For a second year, artists and school children transformed Southwark Bridge from a traffic-bound thoroughfare into a communal public space for a huge harvest feast, with 300m of tables, ceremonies, pumpkins, music and a hay fight.
On Saturday 13 September 2008, Southwark Bridge in London was closed to traffic and transformed by a team of artists led by curator Clare Patey into a dining space running the entire length of the bridge as part of the London Mayor's Thames Festival.
Feast on the Bridge
Feast on the Bridge was a spectacular communal harvest supper that reconnected an urban public with the food-growing cycle and encouraged people to reclaim a public space.
The event gave people a chance to share a meal and conversation together.
Children from local primary schools had worked over six months with gardener Karen Wydler, chef Ken Hawksworth to grow pumpkins at their schools.
With performers Toby Jones and Ayse Tashkiran the children devised the opening ceremony.
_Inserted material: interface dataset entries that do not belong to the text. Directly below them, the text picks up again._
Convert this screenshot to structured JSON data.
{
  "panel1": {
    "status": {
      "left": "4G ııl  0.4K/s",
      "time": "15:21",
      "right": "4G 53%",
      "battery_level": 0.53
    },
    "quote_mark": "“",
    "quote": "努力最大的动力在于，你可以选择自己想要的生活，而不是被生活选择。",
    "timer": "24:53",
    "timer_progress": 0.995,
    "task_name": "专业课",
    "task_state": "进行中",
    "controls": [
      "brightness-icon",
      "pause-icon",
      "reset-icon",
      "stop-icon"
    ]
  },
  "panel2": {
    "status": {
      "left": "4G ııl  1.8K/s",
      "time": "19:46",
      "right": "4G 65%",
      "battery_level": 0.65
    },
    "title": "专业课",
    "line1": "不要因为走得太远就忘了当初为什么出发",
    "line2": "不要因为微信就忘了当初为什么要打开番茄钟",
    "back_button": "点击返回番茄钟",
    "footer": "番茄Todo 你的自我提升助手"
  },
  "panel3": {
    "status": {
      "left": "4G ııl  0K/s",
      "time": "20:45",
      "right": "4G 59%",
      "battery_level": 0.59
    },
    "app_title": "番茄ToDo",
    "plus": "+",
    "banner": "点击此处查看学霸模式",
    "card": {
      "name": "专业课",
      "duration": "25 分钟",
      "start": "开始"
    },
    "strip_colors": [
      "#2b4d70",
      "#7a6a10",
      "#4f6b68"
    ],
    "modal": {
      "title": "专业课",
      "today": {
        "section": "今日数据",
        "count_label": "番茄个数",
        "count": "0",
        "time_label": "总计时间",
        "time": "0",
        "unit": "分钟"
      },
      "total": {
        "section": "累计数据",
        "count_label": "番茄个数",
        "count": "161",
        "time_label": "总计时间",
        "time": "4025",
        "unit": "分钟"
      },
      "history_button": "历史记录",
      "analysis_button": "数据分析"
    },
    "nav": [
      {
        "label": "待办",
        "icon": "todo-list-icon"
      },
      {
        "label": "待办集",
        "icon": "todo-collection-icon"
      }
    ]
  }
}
An alternative 'grace' composed by Howard Goodall was sung by two children's choirs.
children at the Feast on the Bridge
The children brought their pumpkins to Feast on the Bridge.
The pumpkins were then cooked into soup by Miche Fabre Lewin for a High Tide Deep Soup ceremony, and a Low Tide Deep Soup Ceremony. The shells were carved into lanterns to light the tables at night.
The 300 metres of banqueting tables were covered with specially commissioned tablecloths.
Each place setting was printed with an illustration of a food story collected from Londoners in the run up to the event by artist Sophie Herxheimer.
A selection of locally produced, ethically sourced, seasonal food was on sale throughout the day.
On the bridge and at either end, there was storytelling, seed sharing, pumpkin carving, apple-bobbing, a pumpkin growing competition, music, dancing, magic and a giant hay fight
Toby Jones rehearses with pupils
from Rossendale Primary School
Clare Patey set out some of her intentions for the Feast:
"The Feast is all about bringing together thousands of people to share food and conversation, and reimagines a traditional harvest celebration in the heart of the city."
"Actually, it's just about bringing people together to eat and have a good time."
"I want to address some of the big food issues, such as the link between producer and consumer, food miles, obesity, particularly among children, and the effects of our grazing culture."
"In the end, people have to enjoy themselves. Personally, I find the informal bits - like the conversations between the kids - are as important as the formal parts."
The schools involved were Rossendale, Reay, Boutcher and Crampton Primary schools.
Musicians included the Bohemia Ukulele Band, Bobby Valentino and Los Pistoleros, Circo Abusivo, The Zen Hussies, Carlos and the Bandidos and Cut A Shine.
the Feast at night
Photos: Tim Mitchell
published in 2008